Allen Iverson and Placido Polanco have returned to Philadelphia.
Only one of these two men will have any impact on a world championship run, and its the demure Dominican. But if a sports team's success related to the amount of headlines it received on ESPN.com, well, the last two weeks would have you believing that the Sixers are the city's gold standard.
And that's not to say I do not appreciate and understand the Iverson media blowout. Allen Iverson was a terrific player, and his introduction during tonight's 76ers re-debut was truly a special moment. It brought back memories of the 2000-01 76ers, a blue-collar team led by Iverson and beloved by the city.
It also made me kind of sad, as all of us basketball bandwagon hoppers finally had to think about how far the sport has fallen in Philadelphia. The Wachovia Center sold out tonight, and if the Sixers start playing competitive basketball, that plus the Iverson influence will get attendance back to acceptable levels. But ever since 2001, the team has either underachieved or flat-out sucked, and the fans have responded accordingly. When that kind of negativity pervades a franchise, it takes a lot to turn things around. Just ask Placido Polanco.

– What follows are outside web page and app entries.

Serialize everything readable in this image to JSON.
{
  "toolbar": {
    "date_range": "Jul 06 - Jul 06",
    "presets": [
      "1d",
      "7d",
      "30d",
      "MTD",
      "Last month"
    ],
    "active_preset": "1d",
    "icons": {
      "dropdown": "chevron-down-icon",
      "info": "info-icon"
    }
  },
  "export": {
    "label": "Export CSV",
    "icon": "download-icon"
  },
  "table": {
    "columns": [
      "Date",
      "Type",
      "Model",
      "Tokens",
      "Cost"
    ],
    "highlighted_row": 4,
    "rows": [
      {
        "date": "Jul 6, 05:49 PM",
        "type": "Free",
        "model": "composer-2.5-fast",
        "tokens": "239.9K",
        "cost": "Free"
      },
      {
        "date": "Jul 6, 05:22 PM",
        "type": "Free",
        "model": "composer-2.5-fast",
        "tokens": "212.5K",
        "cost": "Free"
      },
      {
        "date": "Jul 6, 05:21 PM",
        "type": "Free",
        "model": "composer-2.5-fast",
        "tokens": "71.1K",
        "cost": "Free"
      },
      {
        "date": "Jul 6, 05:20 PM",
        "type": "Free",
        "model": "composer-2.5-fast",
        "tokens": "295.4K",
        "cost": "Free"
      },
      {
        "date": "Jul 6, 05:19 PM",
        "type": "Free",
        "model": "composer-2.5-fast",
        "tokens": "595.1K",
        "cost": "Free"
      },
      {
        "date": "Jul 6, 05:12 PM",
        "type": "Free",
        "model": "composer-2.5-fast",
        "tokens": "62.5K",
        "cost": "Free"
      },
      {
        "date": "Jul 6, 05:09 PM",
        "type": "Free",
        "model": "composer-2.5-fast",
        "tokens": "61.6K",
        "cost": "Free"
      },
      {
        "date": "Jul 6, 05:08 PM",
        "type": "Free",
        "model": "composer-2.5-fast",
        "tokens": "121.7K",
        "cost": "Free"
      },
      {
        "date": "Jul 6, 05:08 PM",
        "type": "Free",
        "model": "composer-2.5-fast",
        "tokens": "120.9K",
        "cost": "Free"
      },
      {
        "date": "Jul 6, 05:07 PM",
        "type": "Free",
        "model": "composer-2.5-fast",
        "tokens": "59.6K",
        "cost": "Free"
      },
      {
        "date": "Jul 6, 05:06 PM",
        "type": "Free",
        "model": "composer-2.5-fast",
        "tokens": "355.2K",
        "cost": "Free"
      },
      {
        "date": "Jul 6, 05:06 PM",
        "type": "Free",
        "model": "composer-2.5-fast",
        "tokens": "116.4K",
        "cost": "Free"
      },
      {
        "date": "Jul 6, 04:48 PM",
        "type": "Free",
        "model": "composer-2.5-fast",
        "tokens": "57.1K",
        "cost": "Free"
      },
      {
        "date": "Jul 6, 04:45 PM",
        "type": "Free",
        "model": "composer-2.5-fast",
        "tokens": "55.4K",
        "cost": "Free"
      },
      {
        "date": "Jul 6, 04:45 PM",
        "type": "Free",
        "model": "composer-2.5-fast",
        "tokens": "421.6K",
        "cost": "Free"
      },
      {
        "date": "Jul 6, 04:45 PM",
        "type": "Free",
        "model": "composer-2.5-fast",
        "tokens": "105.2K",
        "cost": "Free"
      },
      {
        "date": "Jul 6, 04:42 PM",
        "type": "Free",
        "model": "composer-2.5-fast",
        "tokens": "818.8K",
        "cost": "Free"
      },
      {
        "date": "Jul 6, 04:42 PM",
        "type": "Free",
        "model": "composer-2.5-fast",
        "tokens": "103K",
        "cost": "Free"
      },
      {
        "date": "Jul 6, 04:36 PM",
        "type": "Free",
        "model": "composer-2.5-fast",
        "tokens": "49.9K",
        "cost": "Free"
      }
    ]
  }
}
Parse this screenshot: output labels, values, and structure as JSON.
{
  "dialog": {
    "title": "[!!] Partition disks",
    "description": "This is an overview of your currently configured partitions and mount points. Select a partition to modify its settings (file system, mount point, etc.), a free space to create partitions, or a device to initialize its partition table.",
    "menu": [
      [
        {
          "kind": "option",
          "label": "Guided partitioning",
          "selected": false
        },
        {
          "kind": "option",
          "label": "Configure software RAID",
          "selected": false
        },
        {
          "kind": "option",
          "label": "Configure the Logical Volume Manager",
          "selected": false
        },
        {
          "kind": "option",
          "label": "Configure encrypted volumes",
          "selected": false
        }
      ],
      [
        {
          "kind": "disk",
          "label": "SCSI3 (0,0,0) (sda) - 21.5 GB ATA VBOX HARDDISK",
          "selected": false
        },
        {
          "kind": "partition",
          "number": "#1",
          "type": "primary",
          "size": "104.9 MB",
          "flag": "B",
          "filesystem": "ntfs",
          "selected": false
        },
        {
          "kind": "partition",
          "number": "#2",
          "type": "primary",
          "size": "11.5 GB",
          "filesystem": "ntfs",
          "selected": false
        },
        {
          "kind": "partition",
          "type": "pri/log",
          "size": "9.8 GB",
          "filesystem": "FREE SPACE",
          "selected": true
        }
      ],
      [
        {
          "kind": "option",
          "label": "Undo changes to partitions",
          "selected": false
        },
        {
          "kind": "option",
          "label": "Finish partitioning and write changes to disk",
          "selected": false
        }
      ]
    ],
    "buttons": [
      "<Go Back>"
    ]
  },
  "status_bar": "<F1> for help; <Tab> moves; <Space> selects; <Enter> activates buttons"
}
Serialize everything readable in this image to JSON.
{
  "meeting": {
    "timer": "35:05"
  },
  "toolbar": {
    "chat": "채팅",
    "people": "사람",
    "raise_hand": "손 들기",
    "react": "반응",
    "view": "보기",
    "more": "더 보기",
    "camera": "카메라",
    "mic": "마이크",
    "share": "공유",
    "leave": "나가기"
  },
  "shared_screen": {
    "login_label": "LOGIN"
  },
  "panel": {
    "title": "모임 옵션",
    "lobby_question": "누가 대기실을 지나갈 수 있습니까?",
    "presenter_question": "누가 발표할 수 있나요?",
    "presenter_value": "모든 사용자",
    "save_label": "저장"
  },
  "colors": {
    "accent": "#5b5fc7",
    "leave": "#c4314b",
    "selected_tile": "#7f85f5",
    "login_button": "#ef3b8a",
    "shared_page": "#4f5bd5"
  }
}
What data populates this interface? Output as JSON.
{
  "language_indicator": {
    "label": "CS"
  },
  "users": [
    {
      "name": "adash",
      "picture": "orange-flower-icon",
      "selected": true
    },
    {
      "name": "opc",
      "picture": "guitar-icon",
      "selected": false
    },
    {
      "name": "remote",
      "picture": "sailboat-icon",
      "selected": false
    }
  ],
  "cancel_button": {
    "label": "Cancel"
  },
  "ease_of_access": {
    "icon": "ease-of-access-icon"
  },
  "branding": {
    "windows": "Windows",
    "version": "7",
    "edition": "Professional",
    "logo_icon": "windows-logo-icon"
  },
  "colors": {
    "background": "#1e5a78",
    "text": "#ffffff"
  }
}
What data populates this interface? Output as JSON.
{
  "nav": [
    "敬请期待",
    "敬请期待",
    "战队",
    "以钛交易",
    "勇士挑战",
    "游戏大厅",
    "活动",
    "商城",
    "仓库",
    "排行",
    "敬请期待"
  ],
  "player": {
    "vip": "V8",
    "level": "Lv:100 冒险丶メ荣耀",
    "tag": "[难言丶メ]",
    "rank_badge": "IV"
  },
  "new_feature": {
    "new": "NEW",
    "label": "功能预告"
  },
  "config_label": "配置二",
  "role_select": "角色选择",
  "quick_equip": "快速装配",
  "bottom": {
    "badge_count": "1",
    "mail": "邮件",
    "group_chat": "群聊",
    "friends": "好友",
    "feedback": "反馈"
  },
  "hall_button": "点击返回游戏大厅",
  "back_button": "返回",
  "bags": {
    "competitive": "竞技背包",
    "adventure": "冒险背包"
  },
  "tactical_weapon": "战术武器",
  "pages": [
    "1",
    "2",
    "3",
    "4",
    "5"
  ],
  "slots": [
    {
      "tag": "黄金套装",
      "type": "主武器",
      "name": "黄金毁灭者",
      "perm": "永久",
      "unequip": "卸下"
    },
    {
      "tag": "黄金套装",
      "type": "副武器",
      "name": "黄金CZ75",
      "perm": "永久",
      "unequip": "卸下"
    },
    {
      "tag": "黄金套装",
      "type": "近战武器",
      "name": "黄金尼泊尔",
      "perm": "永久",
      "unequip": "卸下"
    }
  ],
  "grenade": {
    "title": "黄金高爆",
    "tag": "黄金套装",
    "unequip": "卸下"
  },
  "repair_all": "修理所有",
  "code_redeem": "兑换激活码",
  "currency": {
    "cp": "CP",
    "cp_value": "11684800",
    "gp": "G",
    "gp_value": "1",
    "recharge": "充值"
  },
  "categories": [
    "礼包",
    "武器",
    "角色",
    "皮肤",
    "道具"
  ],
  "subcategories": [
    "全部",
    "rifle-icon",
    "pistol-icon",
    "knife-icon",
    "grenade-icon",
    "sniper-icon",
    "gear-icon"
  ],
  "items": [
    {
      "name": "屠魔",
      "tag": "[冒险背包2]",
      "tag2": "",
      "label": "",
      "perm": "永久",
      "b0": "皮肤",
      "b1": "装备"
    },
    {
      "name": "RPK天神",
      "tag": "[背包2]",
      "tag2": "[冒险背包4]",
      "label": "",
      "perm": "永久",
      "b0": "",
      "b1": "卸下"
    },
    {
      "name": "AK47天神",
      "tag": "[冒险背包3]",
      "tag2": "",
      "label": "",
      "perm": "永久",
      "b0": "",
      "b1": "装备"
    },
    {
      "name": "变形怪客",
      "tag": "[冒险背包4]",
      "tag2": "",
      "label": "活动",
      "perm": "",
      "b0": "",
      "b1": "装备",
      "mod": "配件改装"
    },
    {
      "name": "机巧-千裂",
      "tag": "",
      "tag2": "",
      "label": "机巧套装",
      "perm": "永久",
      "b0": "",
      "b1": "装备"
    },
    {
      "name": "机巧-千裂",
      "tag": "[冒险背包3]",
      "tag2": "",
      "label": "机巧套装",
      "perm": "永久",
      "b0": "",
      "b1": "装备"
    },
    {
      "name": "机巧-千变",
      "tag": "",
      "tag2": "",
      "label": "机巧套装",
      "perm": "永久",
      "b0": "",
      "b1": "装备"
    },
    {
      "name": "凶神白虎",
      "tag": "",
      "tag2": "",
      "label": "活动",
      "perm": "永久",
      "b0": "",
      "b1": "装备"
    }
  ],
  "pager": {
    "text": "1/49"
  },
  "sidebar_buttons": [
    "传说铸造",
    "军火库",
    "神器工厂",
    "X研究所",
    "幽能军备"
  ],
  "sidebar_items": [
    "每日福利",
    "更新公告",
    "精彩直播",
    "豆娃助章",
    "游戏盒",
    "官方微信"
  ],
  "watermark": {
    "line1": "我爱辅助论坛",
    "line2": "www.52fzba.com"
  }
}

When Polanco left the Phillies in 2005, they too were underachieving. An 88-win season was enough for a close second place in the NL East, but a collapse in the final few weeks of the season left a bad taste in everyone's mouth. The team was talented (Bobby Abreu, Pat Burrell, the emergence of Chase Utley and Ryan Howard) but untested, prone to slumps and seemingly unable to come through in the clutch.
Fast forward to what will soon be 2010, and Baseball America has named the Phillies the Organization of the Year. Even September's World Series loss to the New York Yankees seemed acceptable...well, as acceptable as a loss can be in Philadelphia. Utley and Howard are perennial MVP candidates; Cliff Lee should be a serious Cy Young candidate next year.
You can talk about how it was the right players in the right place at the right time, or you can stress that the Phillies were smart to get a capable leader in Pat Gillick and the perfect players' manager in Charlie Manuel. Either way, the Phillies are the toast of the city, and the Sixers currently reside in the gutter.
Getting Allen Iverson will grant them a brief reprieve, albeit a joyous one with a special player we should feel blessed to watch again. But more than anything, it allows us to compare to the team that ruled in 2000 and the team on the throne in 2010. Both Iverson and Polanco seem happy to be back, and we are happy to have them both. But ironically, this time around Polanco's brilliant contact hitting will inspire more debate, discussion and (hopefully) excitement than Iverson's flash and flair.